Mr. Pressfield asked me to limit the questions I wanted to ask him to three.
I really wanted to know what he ate for breakfast. But, I didn’t want to waste one of my three questions on his choice of breakfast cereal.
1. What is the most important weapon in your book, The War of Art, to combat Resistance?
It’s the attitude of “turning pro.” The second section of WOA is all about that, and, of course, so is my follow-up to WOA, “Turning Pro.”
2. After you published the book, The War of Art, did you discover another form of Resistance?
There’s one area that I only touched on lightly in WOA that, over the years, has loomed larger and larger in my conception of (and recognition of) Resistance. That is the role that other people — particularly people close to us — play in acting as transmitters of, and mouthpieces for, Resistance. Have you seen the movie “The Fighter,” starring Mark Wahlberg and Kay Adams? The family dynamic depicted in that movie is a beautiful example of an entire family ganging up on the one member who shows real talent and a real passion to excel. They all work to sabotage him, playing back to him in their words the very Resistance he is experiencing in his own head.It’s diabolical, but I’ve seen it in real-life over and over. The aspiring artist’s loved ones will uncannily know exactly what words-of-Resistance to say to him or her that will screw him or her up the most. It is as if they have tapped the phone lines into his brain and can hear his own Resistance thoughts. It’s dark stuff and really gives you a hardball view of humanity.
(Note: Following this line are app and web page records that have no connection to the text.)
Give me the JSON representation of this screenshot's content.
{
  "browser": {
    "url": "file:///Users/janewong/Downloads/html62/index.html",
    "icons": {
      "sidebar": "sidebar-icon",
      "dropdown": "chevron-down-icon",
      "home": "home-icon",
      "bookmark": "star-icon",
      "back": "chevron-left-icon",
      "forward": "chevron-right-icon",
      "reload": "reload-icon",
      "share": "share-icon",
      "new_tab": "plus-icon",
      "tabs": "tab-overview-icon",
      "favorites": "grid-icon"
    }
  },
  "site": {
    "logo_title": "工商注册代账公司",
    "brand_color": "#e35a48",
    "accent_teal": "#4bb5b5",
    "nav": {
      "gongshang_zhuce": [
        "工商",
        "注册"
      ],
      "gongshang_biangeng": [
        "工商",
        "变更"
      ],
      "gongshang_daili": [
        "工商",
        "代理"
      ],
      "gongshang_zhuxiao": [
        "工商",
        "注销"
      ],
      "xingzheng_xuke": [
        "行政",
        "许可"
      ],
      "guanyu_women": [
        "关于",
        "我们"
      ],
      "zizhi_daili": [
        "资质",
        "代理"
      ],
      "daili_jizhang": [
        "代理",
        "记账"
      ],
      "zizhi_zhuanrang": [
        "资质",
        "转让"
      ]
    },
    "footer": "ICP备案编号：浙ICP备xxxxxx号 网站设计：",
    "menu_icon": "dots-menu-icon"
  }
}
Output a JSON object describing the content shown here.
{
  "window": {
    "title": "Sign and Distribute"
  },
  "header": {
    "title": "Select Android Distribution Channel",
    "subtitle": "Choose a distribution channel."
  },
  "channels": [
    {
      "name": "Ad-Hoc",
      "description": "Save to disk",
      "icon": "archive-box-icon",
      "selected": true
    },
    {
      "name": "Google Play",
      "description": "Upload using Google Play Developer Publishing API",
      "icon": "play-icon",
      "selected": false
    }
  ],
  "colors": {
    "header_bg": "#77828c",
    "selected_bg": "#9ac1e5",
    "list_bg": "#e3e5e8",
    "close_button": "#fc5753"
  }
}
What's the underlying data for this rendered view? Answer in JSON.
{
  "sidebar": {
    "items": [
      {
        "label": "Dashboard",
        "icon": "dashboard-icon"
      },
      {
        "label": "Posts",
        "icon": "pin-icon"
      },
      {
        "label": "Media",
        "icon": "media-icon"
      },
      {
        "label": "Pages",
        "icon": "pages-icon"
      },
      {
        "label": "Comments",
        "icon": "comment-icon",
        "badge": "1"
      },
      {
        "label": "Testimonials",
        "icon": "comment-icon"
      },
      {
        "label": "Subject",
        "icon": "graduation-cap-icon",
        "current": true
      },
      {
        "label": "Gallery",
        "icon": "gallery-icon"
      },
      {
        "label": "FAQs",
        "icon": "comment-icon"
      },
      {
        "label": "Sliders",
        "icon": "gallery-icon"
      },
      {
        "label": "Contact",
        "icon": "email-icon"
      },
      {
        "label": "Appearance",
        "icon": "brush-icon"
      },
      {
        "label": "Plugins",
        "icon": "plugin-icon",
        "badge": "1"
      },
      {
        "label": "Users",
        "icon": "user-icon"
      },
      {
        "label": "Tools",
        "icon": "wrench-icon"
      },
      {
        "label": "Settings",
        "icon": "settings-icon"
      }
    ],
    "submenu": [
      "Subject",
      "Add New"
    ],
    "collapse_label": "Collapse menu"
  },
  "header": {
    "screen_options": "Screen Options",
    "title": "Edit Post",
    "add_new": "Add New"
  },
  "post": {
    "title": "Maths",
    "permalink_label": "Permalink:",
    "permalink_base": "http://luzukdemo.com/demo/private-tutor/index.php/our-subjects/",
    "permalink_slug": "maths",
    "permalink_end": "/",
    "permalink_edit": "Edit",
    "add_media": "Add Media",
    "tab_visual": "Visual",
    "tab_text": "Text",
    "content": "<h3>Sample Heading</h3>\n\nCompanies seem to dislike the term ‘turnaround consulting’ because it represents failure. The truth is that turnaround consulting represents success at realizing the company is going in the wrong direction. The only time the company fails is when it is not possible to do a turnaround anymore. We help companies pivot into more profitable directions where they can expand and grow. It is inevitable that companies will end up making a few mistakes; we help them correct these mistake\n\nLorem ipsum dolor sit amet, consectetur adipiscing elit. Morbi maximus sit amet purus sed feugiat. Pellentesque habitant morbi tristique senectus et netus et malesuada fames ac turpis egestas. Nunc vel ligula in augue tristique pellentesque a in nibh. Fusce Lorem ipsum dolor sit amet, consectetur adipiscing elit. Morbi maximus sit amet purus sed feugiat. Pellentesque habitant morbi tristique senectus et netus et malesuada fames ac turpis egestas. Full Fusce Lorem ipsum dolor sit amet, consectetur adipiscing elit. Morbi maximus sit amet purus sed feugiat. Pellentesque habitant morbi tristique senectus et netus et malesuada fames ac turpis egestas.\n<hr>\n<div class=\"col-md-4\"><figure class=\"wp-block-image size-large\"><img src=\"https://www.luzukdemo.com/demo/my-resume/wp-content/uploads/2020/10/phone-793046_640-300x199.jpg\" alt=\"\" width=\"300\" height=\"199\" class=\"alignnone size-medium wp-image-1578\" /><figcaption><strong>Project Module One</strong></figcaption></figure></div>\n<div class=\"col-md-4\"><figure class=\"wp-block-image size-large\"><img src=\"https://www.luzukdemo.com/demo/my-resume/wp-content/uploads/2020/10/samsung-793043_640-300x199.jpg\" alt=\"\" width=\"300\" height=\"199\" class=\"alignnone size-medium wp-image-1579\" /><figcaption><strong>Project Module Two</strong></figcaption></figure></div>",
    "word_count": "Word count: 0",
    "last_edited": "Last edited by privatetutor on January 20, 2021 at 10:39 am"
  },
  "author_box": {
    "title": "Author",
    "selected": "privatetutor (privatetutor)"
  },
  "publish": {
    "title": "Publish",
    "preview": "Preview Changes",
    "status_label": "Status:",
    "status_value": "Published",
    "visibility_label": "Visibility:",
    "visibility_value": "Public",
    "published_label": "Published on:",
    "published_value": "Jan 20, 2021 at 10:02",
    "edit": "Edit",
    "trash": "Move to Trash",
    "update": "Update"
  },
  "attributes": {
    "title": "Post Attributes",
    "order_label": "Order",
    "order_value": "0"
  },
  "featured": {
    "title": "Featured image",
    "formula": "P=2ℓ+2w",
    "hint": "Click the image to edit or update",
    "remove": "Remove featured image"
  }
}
You never win. It’s not about winning. Pursuing one’s calling or one’s art is a lifelong process. I expect to collapse over my typewriter and be dragged out of my office feet first. Resistance never goes away and it never diminishes. The dragon must be slain anew every morning. The good news is the process is its own reward. “Success” or “recognition” or “financial remuneration” are byproducts that for many, many excellent artists never come. That’s okay. As Krishna said to Arjuna, “You have a right to your labor, but not to the fruit of your labor.” Deep stuff. Sounds daunting when viewed from the superficial get-rich-quick, what’s-in-it-for-me ambitious-and-impatient American point of view, but when you really understand it, it’s totally liberating and empowering.
1. Read Turning Pro.
2. Be wary of Resistance from family and friends.
3. I will not put down my weapons. I will fight the battle every day.
2. Please share my post with your friends on Facebook or Twitter, call your mother, tell your cousin.
Disclosure: Some of the above links are affiliate links.
AND THE WINNERS OF THE THREE BOOKS ARE:
Wait a minute! Before I tell you who won the books, I have to tell you something. I had planned on paying for the books out of my personal checking account. Mr. Pressfield, the Steven Pressfield, is sending you his book. He graciously offered to donate the books and mail them to the three winners. Isn’t he nice?
1. Janelle Ross. She writes at My Men and Me and lives in Canada. The last I heard, her goats had eight babies.
2. May. She muses, at May’s Musings. She also lives in Canada. She likes Red River cereal.
3. Bryan Hutchinson. He writes positively at Positive Writer. He inspires, encourages and motivates his readers.
About Pamela Hodges
My name is Pamela Hodges. I am a writer and an artist. I write to encourage and to bring laughter. I paint cats, draw cartoons and write books for children and grown ups.